Pseudopod 063: The Western Front

By Patrick Samphire

Read by Paul Jenkins

We crawled forward. My hand pressed on a face jutting from the mud. I turned away and forced myself not to vomit.

A shell ruptured the earth nearby. Mud hammered over me. I bit my tongue to stop myself screaming. I rubbed the mud from my face.

When I could see again, I realised my men were no longer in sight. Panic took me. “Wait,” I whispered. “Wait.”

No one answered.


Remember Veteran’s Day, Nov 11.


01
al
November 10th, 2007 7:16 pm

Fabulous story. Captures the horror of war and yet reveals the human spirit’s ability to find hope even in the darkest of places. Wonderful reading as well.
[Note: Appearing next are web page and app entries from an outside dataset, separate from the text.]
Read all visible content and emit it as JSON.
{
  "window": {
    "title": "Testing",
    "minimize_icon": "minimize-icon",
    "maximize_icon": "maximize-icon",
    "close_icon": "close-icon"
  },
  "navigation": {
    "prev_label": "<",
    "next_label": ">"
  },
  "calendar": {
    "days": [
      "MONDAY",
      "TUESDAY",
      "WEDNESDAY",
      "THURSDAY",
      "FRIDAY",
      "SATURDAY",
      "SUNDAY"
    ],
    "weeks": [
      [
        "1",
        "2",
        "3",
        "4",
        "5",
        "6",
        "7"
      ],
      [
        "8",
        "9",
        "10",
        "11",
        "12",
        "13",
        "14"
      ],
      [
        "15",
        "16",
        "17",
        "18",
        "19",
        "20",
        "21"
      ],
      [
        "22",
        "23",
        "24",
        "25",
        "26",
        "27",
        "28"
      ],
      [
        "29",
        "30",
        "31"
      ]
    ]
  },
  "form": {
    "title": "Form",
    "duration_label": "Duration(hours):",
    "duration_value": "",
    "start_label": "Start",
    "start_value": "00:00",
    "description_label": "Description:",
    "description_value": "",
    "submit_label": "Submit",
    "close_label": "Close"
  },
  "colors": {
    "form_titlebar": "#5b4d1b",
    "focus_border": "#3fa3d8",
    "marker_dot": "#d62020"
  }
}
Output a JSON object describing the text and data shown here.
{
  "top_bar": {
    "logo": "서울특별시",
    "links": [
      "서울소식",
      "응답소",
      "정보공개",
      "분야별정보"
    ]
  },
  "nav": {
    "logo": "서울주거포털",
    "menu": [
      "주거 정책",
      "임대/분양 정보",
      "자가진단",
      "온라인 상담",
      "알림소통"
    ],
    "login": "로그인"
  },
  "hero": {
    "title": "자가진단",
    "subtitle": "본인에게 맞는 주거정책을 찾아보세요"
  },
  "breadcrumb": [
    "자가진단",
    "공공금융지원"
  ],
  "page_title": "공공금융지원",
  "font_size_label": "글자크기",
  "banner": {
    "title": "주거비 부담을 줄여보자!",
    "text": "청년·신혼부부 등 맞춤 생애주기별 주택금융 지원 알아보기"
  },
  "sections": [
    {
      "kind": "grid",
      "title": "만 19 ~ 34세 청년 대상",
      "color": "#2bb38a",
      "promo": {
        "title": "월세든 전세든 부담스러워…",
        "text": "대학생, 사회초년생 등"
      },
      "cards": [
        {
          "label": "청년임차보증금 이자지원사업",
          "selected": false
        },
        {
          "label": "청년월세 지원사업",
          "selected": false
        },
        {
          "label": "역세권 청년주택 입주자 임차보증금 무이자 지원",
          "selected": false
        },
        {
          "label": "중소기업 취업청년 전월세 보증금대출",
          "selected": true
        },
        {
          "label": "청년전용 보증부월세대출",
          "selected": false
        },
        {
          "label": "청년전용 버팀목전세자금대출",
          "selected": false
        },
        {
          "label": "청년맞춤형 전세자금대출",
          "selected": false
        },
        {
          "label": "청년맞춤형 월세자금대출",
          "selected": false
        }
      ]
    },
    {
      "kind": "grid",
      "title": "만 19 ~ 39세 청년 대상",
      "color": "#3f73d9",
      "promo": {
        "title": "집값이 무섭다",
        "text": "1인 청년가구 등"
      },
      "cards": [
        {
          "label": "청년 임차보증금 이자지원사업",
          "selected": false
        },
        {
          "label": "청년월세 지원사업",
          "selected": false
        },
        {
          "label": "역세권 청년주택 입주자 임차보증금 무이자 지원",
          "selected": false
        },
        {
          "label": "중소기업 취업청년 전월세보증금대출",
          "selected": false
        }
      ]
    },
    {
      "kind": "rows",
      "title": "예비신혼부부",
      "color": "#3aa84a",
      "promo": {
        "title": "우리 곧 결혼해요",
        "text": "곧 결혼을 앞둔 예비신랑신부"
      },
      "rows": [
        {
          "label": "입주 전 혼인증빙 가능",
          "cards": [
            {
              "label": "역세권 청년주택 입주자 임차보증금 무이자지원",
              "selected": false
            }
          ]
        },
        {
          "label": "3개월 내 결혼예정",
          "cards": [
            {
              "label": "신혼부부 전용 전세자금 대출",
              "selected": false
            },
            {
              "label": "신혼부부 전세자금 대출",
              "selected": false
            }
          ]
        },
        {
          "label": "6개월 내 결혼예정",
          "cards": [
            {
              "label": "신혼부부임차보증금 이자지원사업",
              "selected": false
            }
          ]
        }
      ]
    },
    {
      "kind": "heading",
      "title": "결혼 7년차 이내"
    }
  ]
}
02
November 11th, 2007 10:33 pm

(SPOILERS) I think the surprise caught me as off guard as it did the main character. I really expected something like vampirism as the big reveal, and the fact that it wasn’t sinister at all added to the horror added to the horror.

One thing that strikes me later is that you could cast the story in a different light if you thought of the rose as a catalyst to treason- almost like Helen of Troy in its way.

03
November 15th, 2007 11:40 am

[spoilers]

that’s assuming you take national loyalty to be more important than sunlight.

04
November 17th, 2007 12:30 am

This was a brilliant story. Well read by Paul Jenkins and well introduced (and extroduced, if that is a word) by Patrick Samphire. It was a fitting Remembrance Day / Veterans Day story. Each Veterans Day we read “In Flanders Field” and off that the story the poem was more poignant.

http://www.arlingtoncemetery.net/flanders.htm

- Don

05
November 17th, 2007 6:53 am

Best story of the year, without question. Absolutely superb and, if there’s any justice, this deserves nomination for Bram Stoker award, and other Best of….awards. I’ll be saying so in my podcast review, too, in December. http://www.thefix-online.com

06
Spork
November 20th, 2007 7:43 pm

This was pretty good.

07
November 22nd, 2007 1:04 pm

Excellent story. It starts off with a group of WWI western front tropes, then veers off into… surrealism, or magic realism. Reminds me of David Jones’ _In Parenthesis_ (1937).

08
phignewton
November 29th, 2007 7:24 am

ummm.. didnt stephen King write a series involving a ‘rose’ that must be protected to sustain the universe? or did he get it from elsewhere? a good story, though…

09
Mike Taylor
January 16th, 2008 3:28 pm

Story was good, but the reading was superb – chilling and great audio quality.